This entry was written by Julie Clark, one of the women featured in the Faces of Metastatic Breast Cancer video launched by Living Beyond Breast Cancer, Metastatic Breast Cancer Network, and Genentech in honor of Metastatic Breast Cancer Day today. Watch the video and $1 will be donated to LBBC for our education and support programs.
beyond – n. something that lies farther ahead
I think about the words living beyond breast cancer, and I wonder if I am. Living beyond. The implication of those words is that it’s no longer with me – that I’ve left it behind. I envision a long-distance runner on a dry, dusty track, sprinting ahead of the others and leaving only tread marks on the path. In some ways I am that runner. Although diagnosed with stage 4 breast cancer in 2008, I am told that there is no longer any evidence of disease in my body. And for that, every day, I am grateful.
But some events in life stay with us always, like it or not. We do not move beyond being mothers, for example; we do not leave behind the sadness of the death of a loved one. Nor do we want to. Memory makes our lives textured and rich. And much as I have learned to live with the endurance of the long-distance cancer survivor, much as I want to move beyond this beast’s ugly and awful reality, the trick of cancer is its insidious voice whispering “Here I am” and its ability to keep up.
At times, she has felt as if she were beating me, trying to shove me off the track. She is a monster, this disease that always feels to me like a palpable being, some kind of oily blackness that hid in my breasts and blood and liver. She is evil in her ability to invade both my body and my mind. A doctor thought that she had been cut out, but she was hiding. And when she came back, she was pissed.
So I tried what so many of us have. I poisoned her.
But in her own way she poisoned me, too. One dictionary defines poison as “something harmful or pernicious, as to happiness or well-being.” Yes. For those of you who are surviving this bitch, it is not hard to understand.

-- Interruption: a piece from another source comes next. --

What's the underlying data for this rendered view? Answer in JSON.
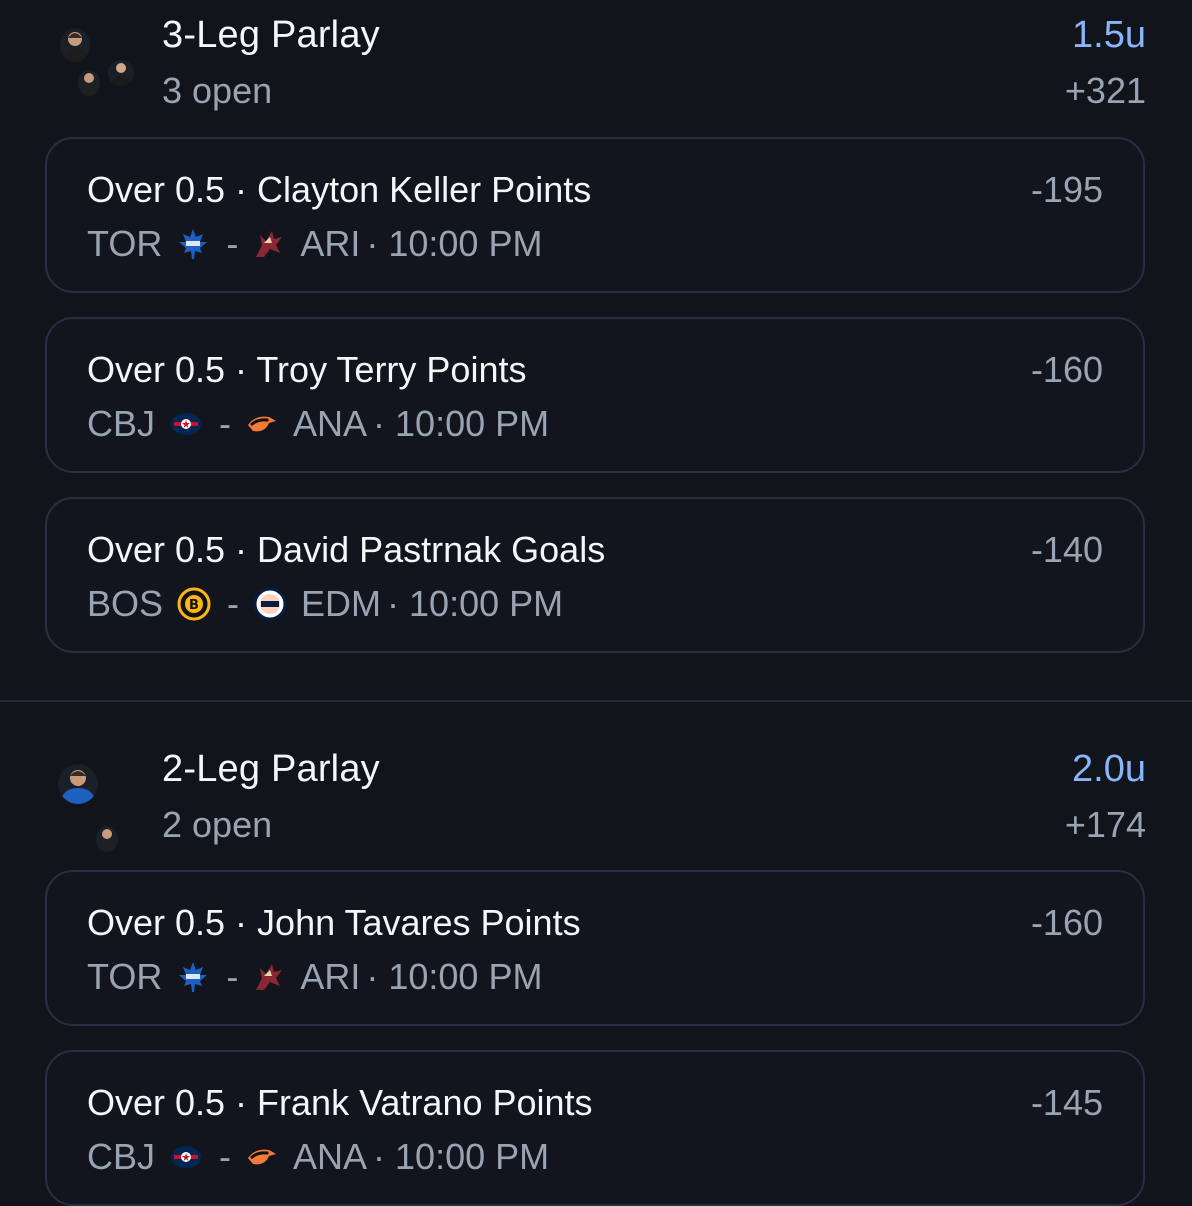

It is hard to overcome.
Were you a fighter before you heard the words, “You have cancer”? I didn’t know I was. But the instinct I felt when my daughters were born – that survival/teeth bared/depth of love/kill or be killed instinct – kicked in when I was faced with a disease that could rob me of my family, and I fought back.
I still fight back in a number of ways, every day. Once I learned the disease had left my body, I took exercise a lot more seriously. I ate lots of green things that I hadn’t tasted before, swallowed pills as round and dry as buttons, and gave myself permission to slow down – to breathe.
But it’s hard to slow down from the race. I can’t see her on the track behind me, but I worry that she’s there. This is the beyond that’s hard to imagine.
How can I find the strength to move ahead? I see my family cheering me on, their flags waving and their hands clapping. I look in my daughters’ eyes and I feel they have coached me for this, this powerful strength that blossoms from their hearts and surrounds me with a feeling of triumph. And, I realize, that this is what it means to move beyond. But even more important is the first word in the phrase living beyond breast cancer. It is that which we strive for – that beautiful adjective.
Living – adj. active or thriving; vigorous; strong
Julie Clark will be selling signed copies for her new children’s book Your Love is the Best Medicine at LBBC’s annual conference on November 13th. To register or to find out if you’re eligible for a fee waiver for the conference: News You Can Use: Breast Cancer Updates for Living Well, click here.